Records from a data collection:
■ ■ ■ ■

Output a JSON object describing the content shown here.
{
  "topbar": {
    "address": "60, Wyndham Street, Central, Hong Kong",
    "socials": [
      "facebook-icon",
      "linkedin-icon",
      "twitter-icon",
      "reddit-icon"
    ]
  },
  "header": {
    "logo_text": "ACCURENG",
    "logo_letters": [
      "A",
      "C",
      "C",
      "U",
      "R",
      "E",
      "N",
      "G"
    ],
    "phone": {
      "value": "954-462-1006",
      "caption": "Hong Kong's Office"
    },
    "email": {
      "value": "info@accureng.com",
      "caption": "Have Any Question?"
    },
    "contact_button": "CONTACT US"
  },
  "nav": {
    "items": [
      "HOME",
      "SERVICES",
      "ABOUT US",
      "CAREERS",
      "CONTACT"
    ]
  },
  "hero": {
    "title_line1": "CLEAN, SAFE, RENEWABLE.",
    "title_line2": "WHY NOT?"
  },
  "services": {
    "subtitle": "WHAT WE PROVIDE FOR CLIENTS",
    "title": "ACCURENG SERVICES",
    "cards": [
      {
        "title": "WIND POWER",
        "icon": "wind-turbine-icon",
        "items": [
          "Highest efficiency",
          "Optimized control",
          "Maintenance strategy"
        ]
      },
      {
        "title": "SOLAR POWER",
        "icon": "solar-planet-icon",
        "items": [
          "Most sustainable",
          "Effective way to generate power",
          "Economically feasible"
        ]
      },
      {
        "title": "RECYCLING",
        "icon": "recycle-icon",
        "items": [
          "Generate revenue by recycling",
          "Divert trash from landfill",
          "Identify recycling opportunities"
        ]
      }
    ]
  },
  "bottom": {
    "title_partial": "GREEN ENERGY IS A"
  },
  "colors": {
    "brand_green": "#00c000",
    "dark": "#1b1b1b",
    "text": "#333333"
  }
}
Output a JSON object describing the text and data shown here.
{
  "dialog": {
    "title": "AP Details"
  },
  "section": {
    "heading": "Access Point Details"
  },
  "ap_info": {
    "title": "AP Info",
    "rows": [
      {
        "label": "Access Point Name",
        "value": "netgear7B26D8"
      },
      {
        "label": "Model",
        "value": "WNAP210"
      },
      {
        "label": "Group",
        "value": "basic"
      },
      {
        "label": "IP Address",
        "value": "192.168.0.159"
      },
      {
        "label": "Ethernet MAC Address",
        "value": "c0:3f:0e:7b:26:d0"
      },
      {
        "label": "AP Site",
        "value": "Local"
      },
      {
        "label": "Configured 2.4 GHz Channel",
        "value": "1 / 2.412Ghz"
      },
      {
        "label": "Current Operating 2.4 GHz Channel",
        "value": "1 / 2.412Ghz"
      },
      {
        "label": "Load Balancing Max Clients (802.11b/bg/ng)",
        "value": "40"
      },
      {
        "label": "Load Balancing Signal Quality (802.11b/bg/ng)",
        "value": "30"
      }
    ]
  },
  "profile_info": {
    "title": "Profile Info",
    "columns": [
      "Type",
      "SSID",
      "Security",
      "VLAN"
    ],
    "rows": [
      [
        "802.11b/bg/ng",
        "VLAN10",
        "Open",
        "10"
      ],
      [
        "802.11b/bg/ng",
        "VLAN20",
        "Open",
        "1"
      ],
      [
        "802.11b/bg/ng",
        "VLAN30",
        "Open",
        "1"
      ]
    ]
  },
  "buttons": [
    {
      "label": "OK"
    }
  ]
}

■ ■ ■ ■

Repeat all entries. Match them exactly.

Output a JSON object describing the content shown here.
{
  "topbar": {
    "address": "60, Wyndham Street, Central, Hong Kong",
    "socials": [
      "facebook-icon",
      "linkedin-icon",
      "twitter-icon",
      "reddit-icon"
    ]
  },
  "header": {
    "logo_text": "ACCURENG",
    "logo_letters": [
      "A",
      "C",
      "C",
      "U",
      "R",
      "E",
      "N",
      "G"
    ],
    "phone": {
      "value": "954-462-1006",
      "caption": "Hong Kong's Office"
    },
    "email": {
      "value": "info@accureng.com",
      "caption": "Have Any Question?"
    },
    "contact_button": "CONTACT US"
  },
  "nav": {
    "items": [
      "HOME",
      "SERVICES",
      "ABOUT US",
      "CAREERS",
      "CONTACT"
    ]
  },
  "hero": {
    "title_line1": "CLEAN, SAFE, RENEWABLE.",
    "title_line2": "WHY NOT?"
  },
  "services": {
    "subtitle": "WHAT WE PROVIDE FOR CLIENTS",
    "title": "ACCURENG SERVICES",
    "cards": [
      {
        "title": "WIND POWER",
        "icon": "wind-turbine-icon",
        "items": [
          "Highest efficiency",
          "Optimized control",
          "Maintenance strategy"
        ]
      },
      {
        "title": "SOLAR POWER",
        "icon": "solar-planet-icon",
        "items": [
          "Most sustainable",
          "Effective way to generate power",
          "Economically feasible"
        ]
      },
      {
        "title": "RECYCLING",
        "icon": "recycle-icon",
        "items": [
          "Generate revenue by recycling",
          "Divert trash from landfill",
          "Identify recycling opportunities"
        ]
      }
    ]
  },
  "bottom": {
    "title_partial": "GREEN ENERGY IS A"
  },
  "colors": {
    "brand_green": "#00c000",
    "dark": "#1b1b1b",
    "text": "#333333"
  }
}
Output a JSON object describing the text and data shown here.
{
  "dialog": {
    "title": "AP Details"
  },
  "section": {
    "heading": "Access Point Details"
  },
  "ap_info": {
    "title": "AP Info",
    "rows": [
      {
        "label": "Access Point Name",
        "value": "netgear7B26D8"
      },
      {
        "label": "Model",
        "value": "WNAP210"
      },
      {
        "label": "Group",
        "value": "basic"
      },
      {
        "label": "IP Address",
        "value": "192.168.0.159"
      },
      {
        "label": "Ethernet MAC Address",
        "value": "c0:3f:0e:7b:26:d0"
      },
      {
        "label": "AP Site",
        "value": "Local"
      },
      {
        "label": "Configured 2.4 GHz Channel",
        "value": "1 / 2.412Ghz"
      },
      {
        "label": "Current Operating 2.4 GHz Channel",
        "value": "1 / 2.412Ghz"
      },
      {
        "label": "Load Balancing Max Clients (802.11b/bg/ng)",
        "value": "40"
      },
      {
        "label": "Load Balancing Signal Quality (802.11b/bg/ng)",
        "value": "30"
      }
    ]
  },
  "profile_info": {
    "title": "Profile Info",
    "columns": [
      "Type",
      "SSID",
      "Security",
      "VLAN"
    ],
    "rows": [
      [
        "802.11b/bg/ng",
        "VLAN10",
        "Open",
        "10"
      ],
      [
        "802.11b/bg/ng",
        "VLAN20",
        "Open",
        "1"
      ],
      [
        "802.11b/bg/ng",
        "VLAN30",
        "Open",
        "1"
      ]
    ]
  },
  "buttons": [
    {
      "label": "OK"
    }
  ]
}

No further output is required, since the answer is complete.